Last night was the bee meeting. It's a pretty loose affair, or as my power-mad self sometimes thinks, a ridiculous mess. Anyhow, there are many nice things going on. One of which is that I knit because the chaotic nature of the meeting makes me crazy. Imagine the raglan about an inch longer than the last picture. Got it? Okay.
Well, the swarm that had had rocks thrown at it
seemed to not have a queen the last time I checked. Probably the suburban delinquents had gotten her. So at the meeting, I asked one or two other keepers about a place to order a queen from. Later in the meeting, a member said, "I had two queens hatch out and I only need one. Anyone need a queen?"
I raised my hand. So she reaches into her shirt pocket and draws out a small cardboard box -- maybe the size little tiny firecrackers come in -- bigger than a matchbox, but not much, and says, "Here." Heeee.

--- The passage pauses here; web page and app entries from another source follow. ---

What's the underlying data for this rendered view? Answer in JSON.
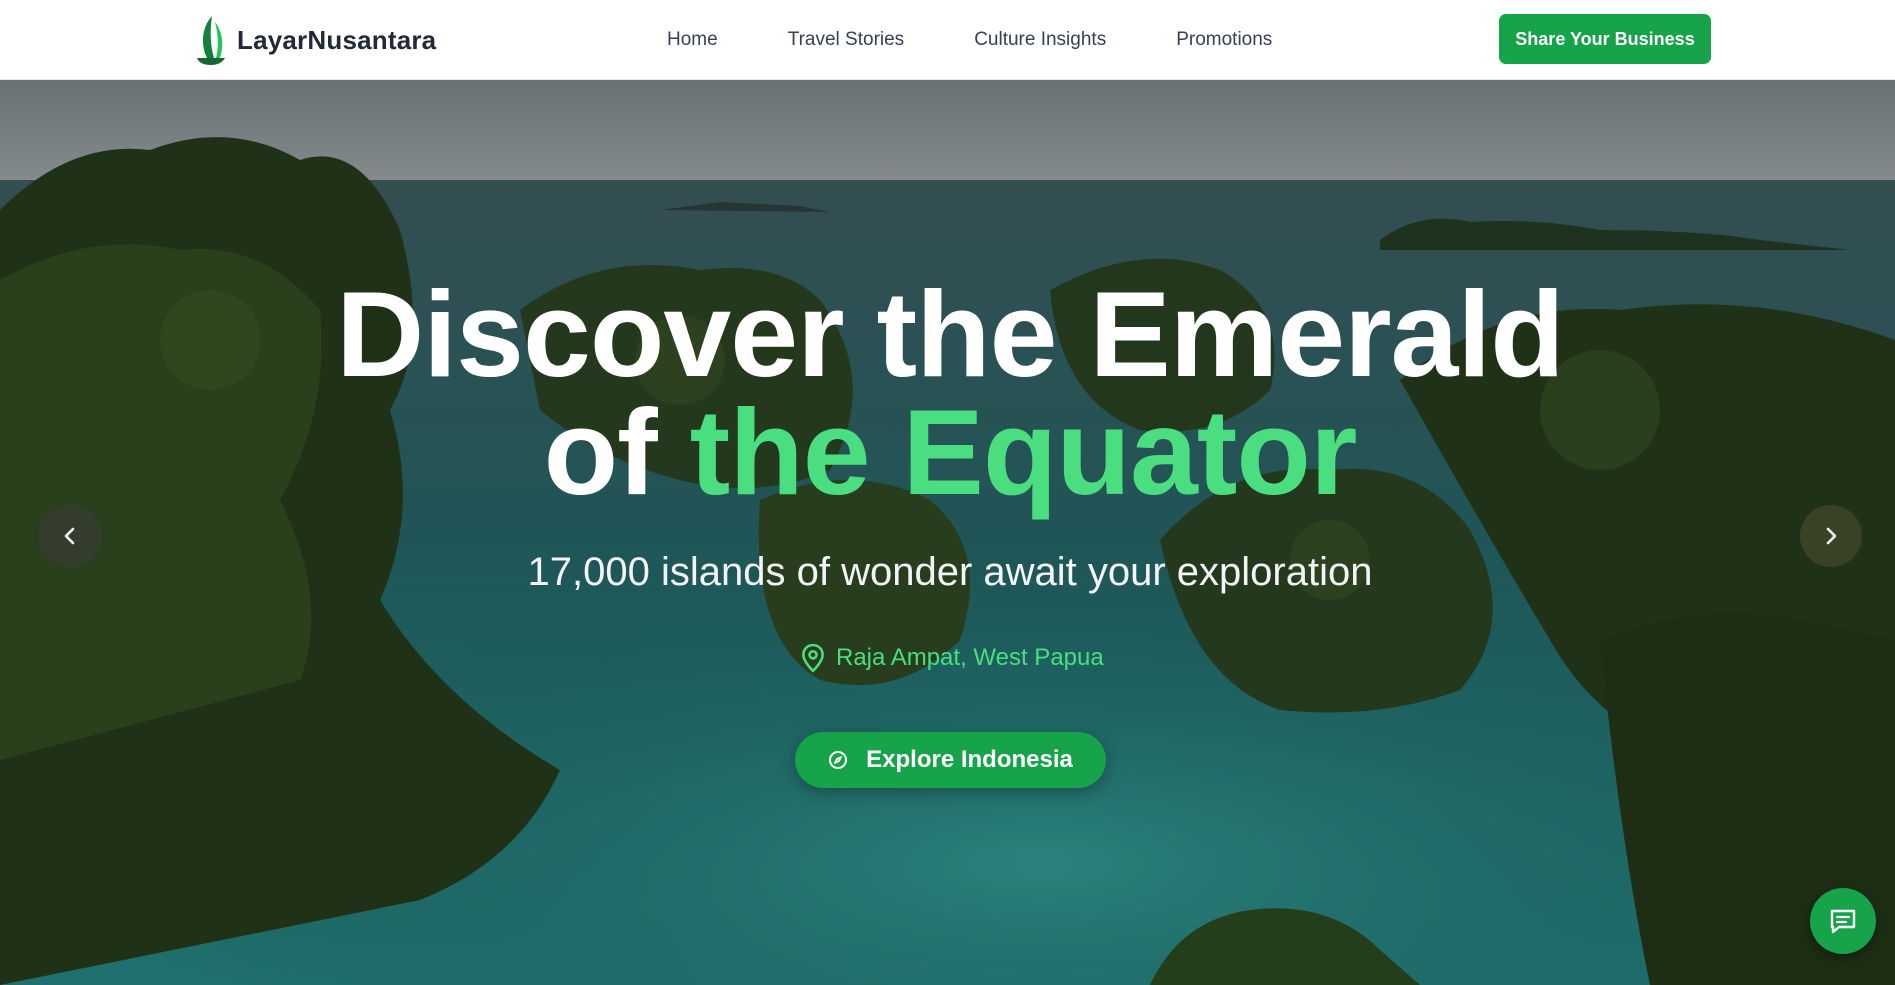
{
  "brand": {
    "name": "LayarNusantara",
    "logo_icon": "sailboat-icon"
  },
  "nav": {
    "links": [
      {
        "label": "Home"
      },
      {
        "label": "Travel Stories"
      },
      {
        "label": "Culture Insights"
      },
      {
        "label": "Promotions"
      }
    ],
    "cta_label": "Share Your Business"
  },
  "hero": {
    "headline_part1": "Discover the Emerald",
    "headline_part2": "of ",
    "headline_accent": "the Equator",
    "subtitle": "17,000 islands of wonder await your exploration",
    "location": "Raja Ampat, West Papua",
    "location_icon": "map-pin-icon",
    "cta_label": "Explore Indonesia",
    "cta_icon": "compass-icon",
    "prev_icon": "chevron-left-icon",
    "next_icon": "chevron-right-icon"
  },
  "chat": {
    "icon": "chat-icon"
  },
  "colors": {
    "accent": "#16a34a",
    "accent_light": "#4ade80",
    "nav_text": "#374151",
    "brand_text": "#1f2937"
  }
}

I couldn't keep her alive overnight because the temperatures were (thank the Lord) going to drop. I had to hive her that night. The hive is at my sister's house in the opposite direction from home from the bee meeting. I didn't have any clothes with me because I'd borrowed my spouse's non-beemobile car. It was 10:00. My sister was out; my brother in law wasn't answering the phone because he was either getting the boys to bed or asleep. Still, the bees command.
I talked to my sister and she told me how to sneak into the yard. All the way there, I held the box against my skin so the queen wouldn't die. It's hard to focus on your driving when you're thinking about a queen in a box.
Once there, I suited up (bees don't like being messed with at night) and crept into the yard. Right past the bedroom where my brother in law was reading. So I said, "Hi! It's me. Just putting a queen in the hive!" He cracked up.
So I did. Up the rickety ladder to the top of the shed, lifted the hive cover, irritated noises from the bees, loosened the box a little, and just hung it between the bars. Hopefully they'll feed her and chew her free. Then, because she's a virgin, just-hatched queen, she'll learn to fly near the hive, get the lay of the land, and take a mating flight. If all goes well, she'll go back to what will by then be home and lay lots of eggs and make the hive queenright.
And at 6:00 this morning, the swarm I'd started gathering yesterday was all snug in the box. I just drove up, wrapped it in a sheet, and took off. That's why I prefer morning. Yesterday when I started with them, I was, as Eddie Izzard says, "Covered in bees!" They didn't like being brushed off that branch into the box at all. And it was quite hot, and they were all over, and the kids were locked in the car that I was using as a ladder waiting to go to the lake and they were quite hot too.
This morning was much more civilized. If you ignore getting up at 5:30. Plus, the road had spectacular views of San Francisco Bay, which was, in addition to the bees, worth the price of admission. I sang all the way home.
After getting the children up and fed, assembling all of my needs in the car, we headed out to the new bees' home.
First I did the drill: "What do you if a bee gets out while we're driving?"
"We tell you."
"Do you scream
"What do I do?"
"Roll down the window."
"And the bee?"
"Flies out the window."
"Good. Off we go."
Set up the hive, opened the box, dumped them in the hive, and -- bees everywhere!
Folks in the suits are the homeowners. They're going to board the bees for me.
Soon they settled down in the hive quite nicely and even found a nice bed of lavender.
After we did some schoolwork, I found a bit of time to spin. Unfortunately, Thing 4 declined her nap, so it was "spinning" punctuated with "Please don't touch that. Please!" Maybe I'm getting better. Maybe not.
Well, honeycomb takes time for the bees, so I expect yarn will take time for me.